■ Problem to work on:
The entries are to be returned exactly, with images left out.

(Records excerpted from a collection)
• • • • •
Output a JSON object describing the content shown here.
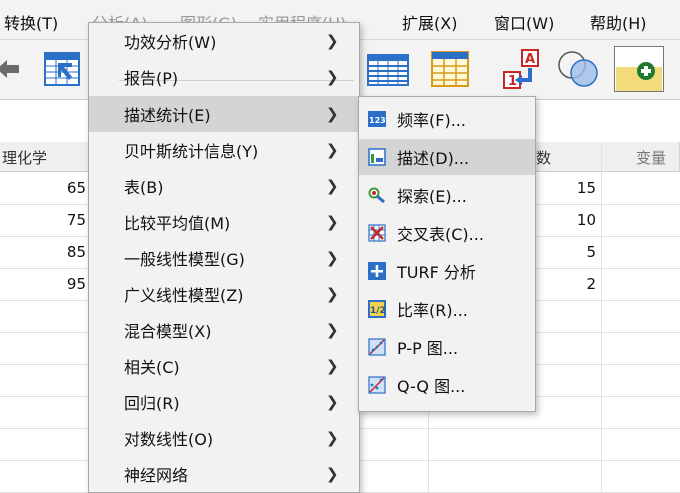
{
  "menubar": {
    "items": [
      "转换(T)",
      "分析(A)",
      "图形(G)",
      "实用程序(U)",
      "扩展(X)",
      "窗口(W)",
      "帮助(H)"
    ]
  },
  "grid": {
    "headers": [
      "理化学",
      "",
      "数",
      "变量"
    ],
    "col1_values": [
      "65",
      "75",
      "85",
      "95"
    ],
    "col3_values": [
      "15",
      "10",
      "5",
      "2"
    ]
  },
  "analyze_menu": {
    "items": [
      {
        "label": "功效分析(W)"
      },
      {
        "label": "报告(P)"
      },
      {
        "label": "描述统计(E)"
      },
      {
        "label": "贝叶斯统计信息(Y)"
      },
      {
        "label": "表(B)"
      },
      {
        "label": "比较平均值(M)"
      },
      {
        "label": "一般线性模型(G)"
      },
      {
        "label": "广义线性模型(Z)"
      },
      {
        "label": "混合模型(X)"
      },
      {
        "label": "相关(C)"
      },
      {
        "label": "回归(R)"
      },
      {
        "label": "对数线性(O)"
      },
      {
        "label": "神经网络"
      }
    ],
    "highlighted_index": 2
  },
  "descriptive_submenu": {
    "items": [
      {
        "label": "频率(F)...",
        "icon": "frequency-123-icon"
      },
      {
        "label": "描述(D)...",
        "icon": "descriptives-icon"
      },
      {
        "label": "探索(E)...",
        "icon": "explore-icon"
      },
      {
        "label": "交叉表(C)...",
        "icon": "crosstabs-icon"
      },
      {
        "label": "TURF 分析",
        "icon": "turf-plus-icon"
      },
      {
        "label": "比率(R)...",
        "icon": "ratio-half-icon"
      },
      {
        "label": "P-P 图...",
        "icon": "pp-plot-icon"
      },
      {
        "label": "Q-Q 图...",
        "icon": "qq-plot-icon"
      }
    ],
    "highlighted_index": 1
  },
  "colors": {
    "menu_bg": "#f2f2f2",
    "highlight": "#d4d4d4",
    "accent_blue": "#2b6fc7"
  }
}
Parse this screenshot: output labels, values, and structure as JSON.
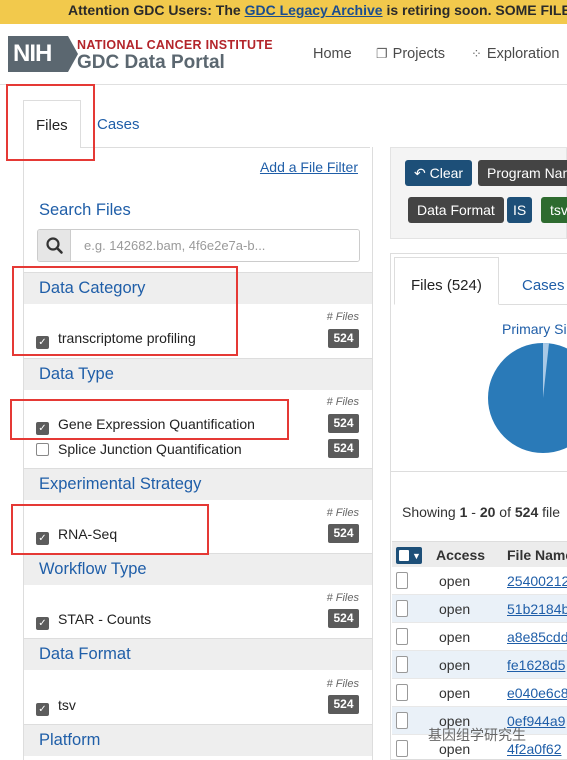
{
  "banner": {
    "prefix": "Attention GDC Users: The ",
    "link": "GDC Legacy Archive",
    "suffix": " is retiring soon. SOME FILE"
  },
  "header": {
    "logo": "NIH",
    "nci_title": "NATIONAL CANCER INSTITUTE",
    "portal_title": "GDC Data Portal",
    "nav": {
      "home": "Home",
      "projects": "Projects",
      "exploration": "Exploration"
    }
  },
  "left_tabs": {
    "files": "Files",
    "cases": "Cases"
  },
  "facets": {
    "add_filter": "Add a File Filter",
    "search_title": "Search Files",
    "search_placeholder": "e.g. 142682.bam, 4f6e2e7a-b...",
    "files_col_label": "# Files",
    "groups": [
      {
        "title": "Data Category",
        "terms": [
          {
            "label": "transcriptome profiling",
            "count": "524",
            "checked": true
          }
        ]
      },
      {
        "title": "Data Type",
        "terms": [
          {
            "label": "Gene Expression Quantification",
            "count": "524",
            "checked": true
          },
          {
            "label": "Splice Junction Quantification",
            "count": "524",
            "checked": false
          }
        ]
      },
      {
        "title": "Experimental Strategy",
        "terms": [
          {
            "label": "RNA-Seq",
            "count": "524",
            "checked": true
          }
        ]
      },
      {
        "title": "Workflow Type",
        "terms": [
          {
            "label": "STAR - Counts",
            "count": "524",
            "checked": true
          }
        ]
      },
      {
        "title": "Data Format",
        "terms": [
          {
            "label": "tsv",
            "count": "524",
            "checked": true
          }
        ]
      },
      {
        "title": "Platform",
        "terms": []
      }
    ]
  },
  "query": {
    "clear": "Clear",
    "program_name": "Program Nam",
    "data_format": "Data Format",
    "is": "IS",
    "tsv": "tsv"
  },
  "results": {
    "tab_files": "Files (524)",
    "tab_cases": "Cases",
    "chart_title": "Primary Si",
    "showing_prefix": "Showing ",
    "range_start": "1",
    "range_sep": " - ",
    "range_end": "20",
    "of": " of ",
    "total": "524",
    "suffix": " file",
    "columns": {
      "access": "Access",
      "file_name": "File Name"
    },
    "rows": [
      {
        "access": "open",
        "file": "25400212"
      },
      {
        "access": "open",
        "file": "51b2184b"
      },
      {
        "access": "open",
        "file": "a8e85cdd"
      },
      {
        "access": "open",
        "file": "fe1628d5"
      },
      {
        "access": "open",
        "file": "e040e6c8"
      },
      {
        "access": "open",
        "file": "0ef944a9"
      },
      {
        "access": "open",
        "file": "4f2a0f62"
      }
    ]
  },
  "watermark": "基因组学研究生",
  "colors": {
    "accent": "#1f5ea8",
    "highlight": "#e53935",
    "banner": "#f2c94c",
    "pie": "#2a7ab8"
  }
}
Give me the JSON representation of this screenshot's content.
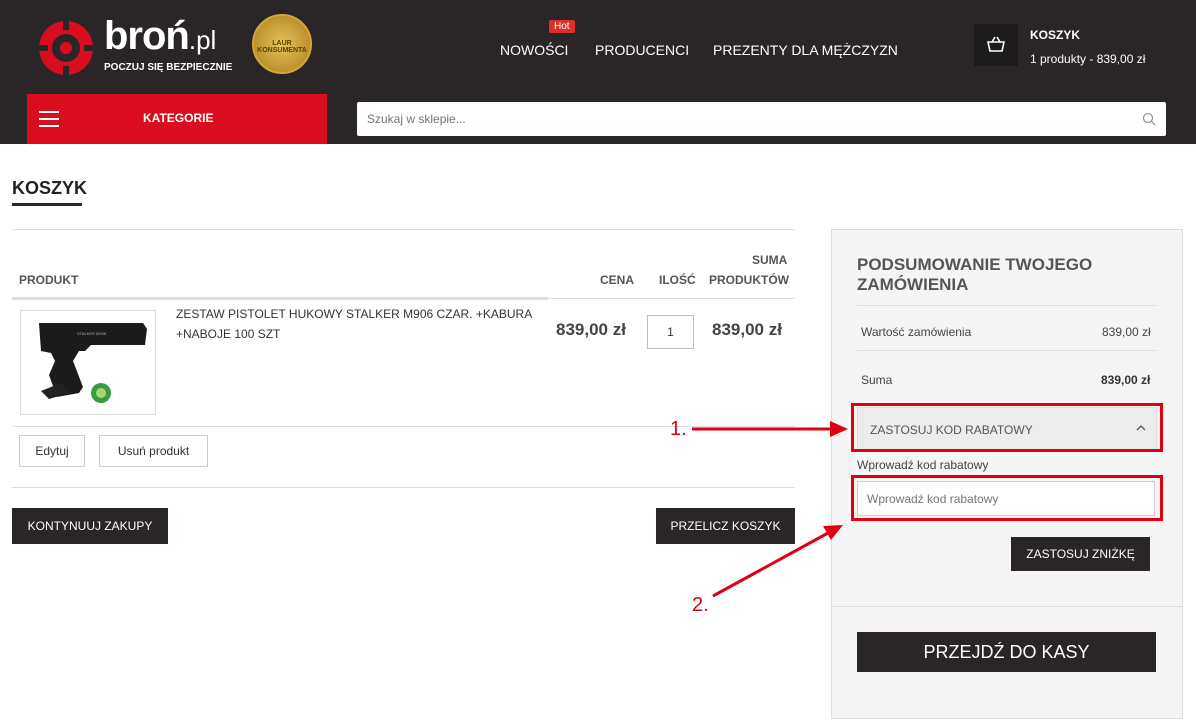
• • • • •
■ Answer box:
Output a JSON object describing the content shown here.
{
  "menubar": {
    "items": [
      "转换(T)",
      "分析(A)",
      "图形(G)",
      "实用程序(U)",
      "扩展(X)",
      "窗口(W)",
      "帮助(H)"
    ]
  },
  "grid": {
    "headers": [
      "理化学",
      "",
      "数",
      "变量"
    ],
    "col1_values": [
      "65",
      "75",
      "85",
      "95"
    ],
    "col3_values": [
      "15",
      "10",
      "5",
      "2"
    ]
  },
  "analyze_menu": {
    "items": [
      {
        "label": "功效分析(W)"
      },
      {
        "label": "报告(P)"
      },
      {
        "label": "描述统计(E)"
      },
      {
        "label": "贝叶斯统计信息(Y)"
      },
      {
        "label": "表(B)"
      },
      {
        "label": "比较平均值(M)"
      },
      {
        "label": "一般线性模型(G)"
      },
      {
        "label": "广义线性模型(Z)"
      },
      {
        "label": "混合模型(X)"
      },
      {
        "label": "相关(C)"
      },
      {
        "label": "回归(R)"
      },
      {
        "label": "对数线性(O)"
      },
      {
        "label": "神经网络"
      }
    ],
    "highlighted_index": 2
  },
  "descriptive_submenu": {
    "items": [
      {
        "label": "频率(F)...",
        "icon": "frequency-123-icon"
      },
      {
        "label": "描述(D)...",
        "icon": "descriptives-icon"
      },
      {
        "label": "探索(E)...",
        "icon": "explore-icon"
      },
      {
        "label": "交叉表(C)...",
        "icon": "crosstabs-icon"
      },
      {
        "label": "TURF 分析",
        "icon": "turf-plus-icon"
      },
      {
        "label": "比率(R)...",
        "icon": "ratio-half-icon"
      },
      {
        "label": "P-P 图...",
        "icon": "pp-plot-icon"
      },
      {
        "label": "Q-Q 图...",
        "icon": "qq-plot-icon"
      }
    ],
    "highlighted_index": 1
  },
  "colors": {
    "menu_bg": "#f2f2f2",
    "highlight": "#d4d4d4",
    "accent_blue": "#2b6fc7"
  }
}
Parse this screenshot: output labels, values, and structure as JSON.
{
  "banner": {
    "prefix": "Attention GDC Users: The ",
    "link": "GDC Legacy Archive",
    "suffix": " is retiring soon. SOME FILE"
  },
  "header": {
    "logo": "NIH",
    "nci_title": "NATIONAL CANCER INSTITUTE",
    "portal_title": "GDC Data Portal",
    "nav": {
      "home": "Home",
      "projects": "Projects",
      "exploration": "Exploration"
    }
  },
  "left_tabs": {
    "files": "Files",
    "cases": "Cases"
  },
  "facets": {
    "add_filter": "Add a File Filter",
    "search_title": "Search Files",
    "search_placeholder": "e.g. 142682.bam, 4f6e2e7a-b...",
    "files_col_label": "# Files",
    "groups": [
      {
        "title": "Data Category",
        "terms": [
          {
            "label": "transcriptome profiling",
            "count": "524",
            "checked": true
          }
        ]
      },
      {
        "title": "Data Type",
        "terms": [
          {
            "label": "Gene Expression Quantification",
            "count": "524",
            "checked": true
          },
          {
            "label": "Splice Junction Quantification",
            "count": "524",
            "checked": false
          }
        ]
      },
      {
        "title": "Experimental Strategy",
        "terms": [
          {
            "label": "RNA-Seq",
            "count": "524",
            "checked": true
          }
        ]
      },
      {
        "title": "Workflow Type",
        "terms": [
          {
            "label": "STAR - Counts",
            "count": "524",
            "checked": true
          }
        ]
      },
      {
        "title": "Data Format",
        "terms": [
          {
            "label": "tsv",
            "count": "524",
            "checked": true
          }
        ]
      },
      {
        "title": "Platform",
        "terms": []
      }
    ]
  },
  "query": {
    "clear": "Clear",
    "program_name": "Program Nam",
    "data_format": "Data Format",
    "is": "IS",
    "tsv": "tsv"
  },
  "results": {
    "tab_files": "Files (524)",
    "tab_cases": "Cases",
    "chart_title": "Primary Si",
    "showing_prefix": "Showing ",
    "range_start": "1",
    "range_sep": " - ",
    "range_end": "20",
    "of": " of ",
    "total": "524",
    "suffix": " file",
    "columns": {
      "access": "Access",
      "file_name": "File Name"
    },
    "rows": [
      {
        "access": "open",
        "file": "25400212"
      },
      {
        "access": "open",
        "file": "51b2184b"
      },
      {
        "access": "open",
        "file": "a8e85cdd"
      },
      {
        "access": "open",
        "file": "fe1628d5"
      },
      {
        "access": "open",
        "file": "e040e6c8"
      },
      {
        "access": "open",
        "file": "0ef944a9"
      },
      {
        "access": "open",
        "file": "4f2a0f62"
      }
    ]
  },
  "watermark": "基因组学研究生",
  "colors": {
    "accent": "#1f5ea8",
    "highlight": "#e53935",
    "banner": "#f2c94c",
    "pie": "#2a7ab8"
  }
}
Give me the JSON representation of this screenshot's content.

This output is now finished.